Rousseau and Comtet’s hideaway is both brilliant and flawed for the same reason: they never ran a hotel before. (Neither had Rousseau, the property’s designer, done any professional decorating.) Answering to no one, unhardened by the business, and having never had a flop, the pair turned their lack of experience to creative advantage. On the other hand, the basics elude them: the phone system doesn’t allow you to call outside the hotel from your room, and if anyone thought of turndown the idea was rejected. The list of things missing is fairly endless.
Having marketed movies, Comtet now markets the hotel. In the nineties, he and Rousseau operated an artists’ residence at Château de Bionnay in the Beaujolais, where, in exchange for being lodged and fed, wards left behind a work. Many of the beautiful velvet curtains at Hôtel Particulier were recycled from Bionnay and pool extravagantly on the floor because Rousseau couldn’t bear to cut them down. During her patroness period, one French magazine wrote that she “is not satisfied with being beautiful, charming, and rich,” and a privileged, slightly spoiled air still clings to her. Rousseau’s disco-y vision of herself in her new role as hotelkeeper involves stomping around in extremely high heels, leggings, and peekaboo tops, her hair a tangle of choucroute. It’s an impressive show.
Unlike at other art-driven hotels, she did not simply enlist artists with instructions to let themselves go. “I think that’s an inherently false idea and one doomed to fail,” says Rousseau. “It vulgarizes and trivializes their work, and besides, you can’t necessarily expect them to design spaces that work for a hotel.”
Instead, the rooms are collaborations. Artists furnished the provocation, Rousseau the creature comforts. The Arbre à Oreilles suite features a poetic if maddeningly enigmatic wallpaper commissioned from Pierre Fichefeux, an indie illustrator known to readers of WAD. The paper depicts a tree and storks with their beaks tied or handcuffed. I don’t know how anyone could be expected to figure this out without a user’s guide, but Fichefeux intends guests to record a secret using a microphone set in the wall along the tree’s trunk. The birds are unable to repeat the secret, but a speaker on the other side of the room can—not just yours, but the secrets of everyone who has slept in the Tree with Ears and confessed.

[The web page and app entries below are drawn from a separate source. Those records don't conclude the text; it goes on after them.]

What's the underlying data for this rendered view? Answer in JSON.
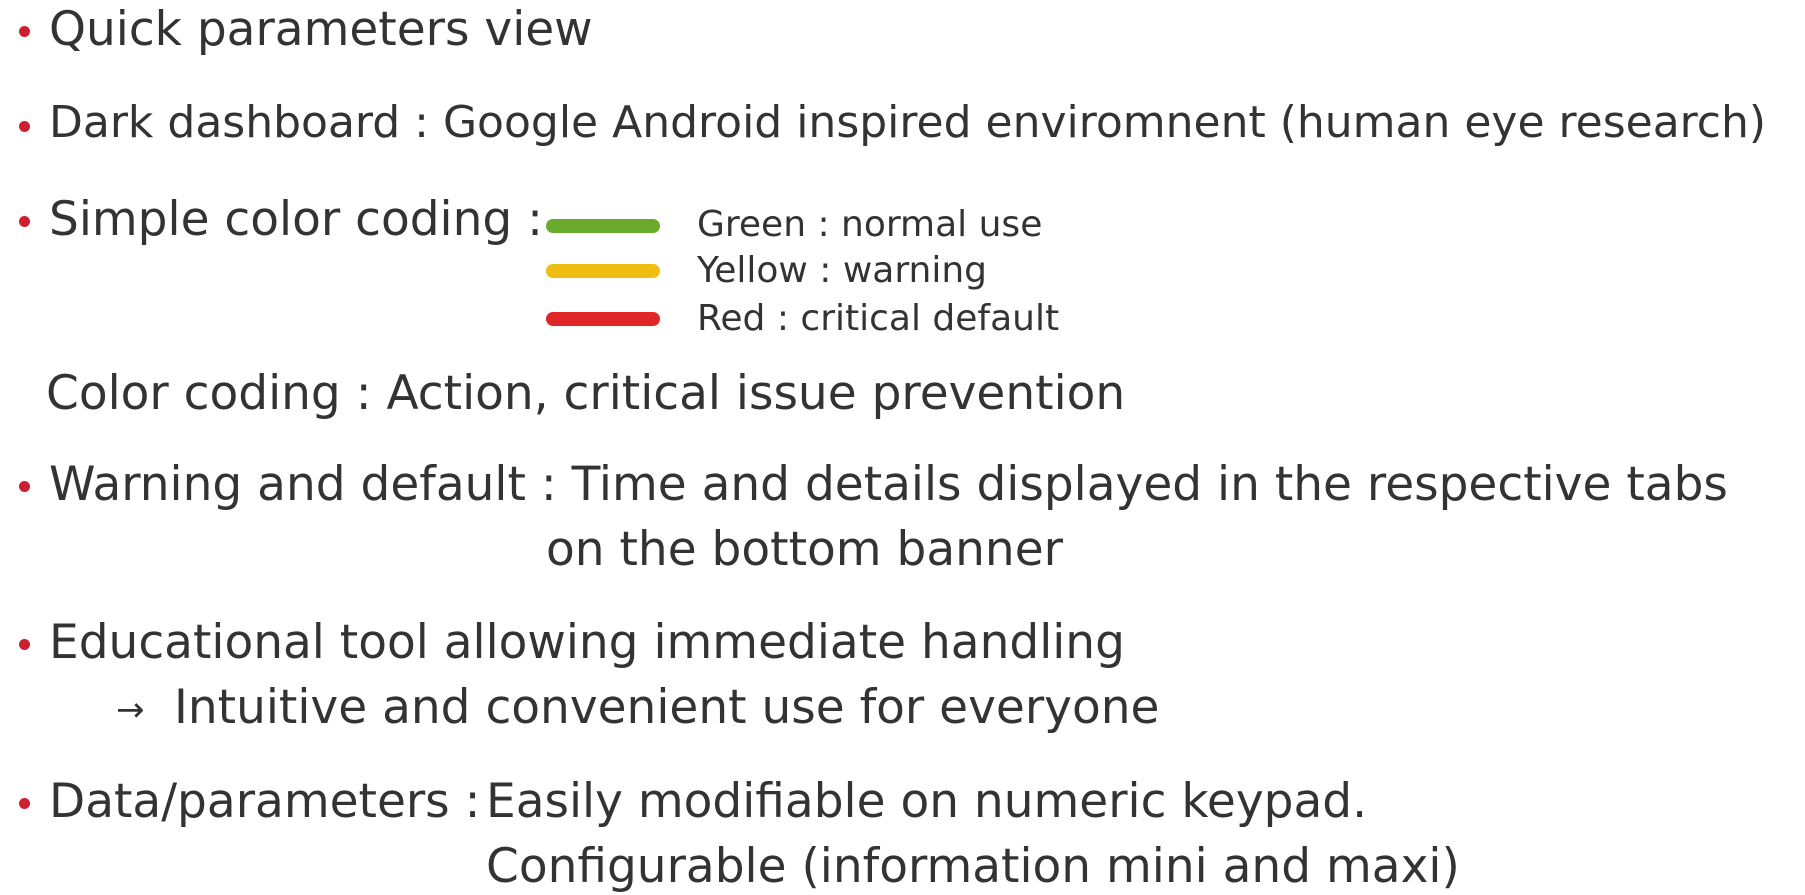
{
  "items": [
    {
      "text": "Quick parameters view"
    },
    {
      "text": "Dark dashboard : Google Android inspired enviromnent  (human eye research)"
    },
    {
      "text": "Simple color coding :"
    },
    {
      "text": "Warning and default : Time and details displayed in the respective tabs",
      "continuation": "on the bottom banner"
    },
    {
      "text": "Educational tool allowing immediate handling",
      "sub_arrow": "→",
      "sub_text": "Intuitive and convenient use for everyone"
    },
    {
      "text": "Data/parameters :",
      "detail_1": "Easily modifiable on numeric keypad.",
      "detail_2": "Configurable (information mini and maxi)"
    }
  ],
  "legend": [
    {
      "label": "Green : normal use",
      "color": "#6aab2e"
    },
    {
      "label": "Yellow : warning",
      "color": "#eebe13"
    },
    {
      "label": "Red : critical default",
      "color": "#e02627"
    }
  ],
  "note": "Color coding : Action, critical issue prevention",
  "bullet_color": "#cc1f2f",
  "text_color": "#333333"
}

Across the hall in Vitrine, Philippe Mayaux explores the same notion—that of travelers leaving something behind—with a wall-hung glass cabinet guests have begun to fill with doll’s shoes, a figurine of a mermaid with butterfly wings, and a palm-size Eiffel Tower. A second cabinet contains Mayaux’s kinky, precisely composed still-lifes of pink, rubbery objects, suggestive of sex toys and dental appliances. If this was the only room available, I think I might go for the Mercure.

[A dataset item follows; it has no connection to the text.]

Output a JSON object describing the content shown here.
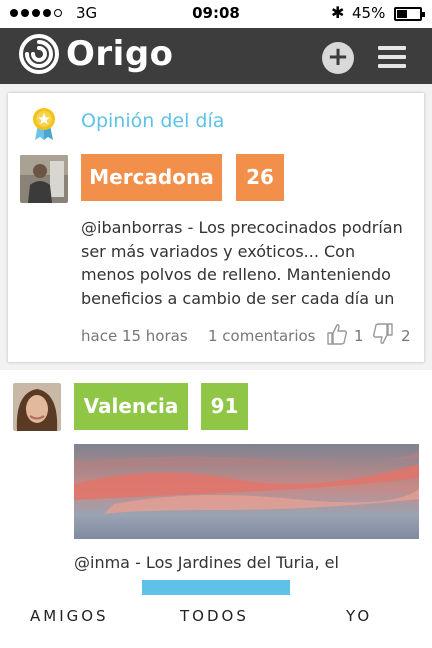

Rideau de Cheveux showcases two giant photographs by Natacha Lesueur of young women looking fixedly from behind curtains of their own hair. Lesueur can’t make up her mind whether they’re “guardian angels” watching out for you, or “silent witnesses” registering your indiscretions. Végétale is wrapped in a photomural of dense branches in full leaf by Martine Aballéa. Olivier Saillard, a curator at ’s Les Arts Décoratifs-Musée de la Mode et du Textile, dressed Poèmes et Chapeaux entirely in gray and black men’s suiting fabrics—pinstriped flannel for a buttoned slipper chair, drap de laine edged in tuxedo satin for the bedcover.
Marie and Philippe were least kind about the common salons. Working with a merchandiser whose clients include Chanel, Rousseau stuffed them with so much Saarinen and Jacobsen furniture they look like Knoll showrooms. She has a lot of plans for the hotel—a restaurant, a bar, even, imagine, someone on duty nonstop from 7 a.m. to 1 a.m. That all sounds promising. In the meantime, Rousseau shouldn’t insist too much on the hotel being “just like home,” which it is in that you have to do most things yourself. The very least you can say about Hôtel Particulier now is that it’s a great place waiting to happen. The location doesn’t hurt.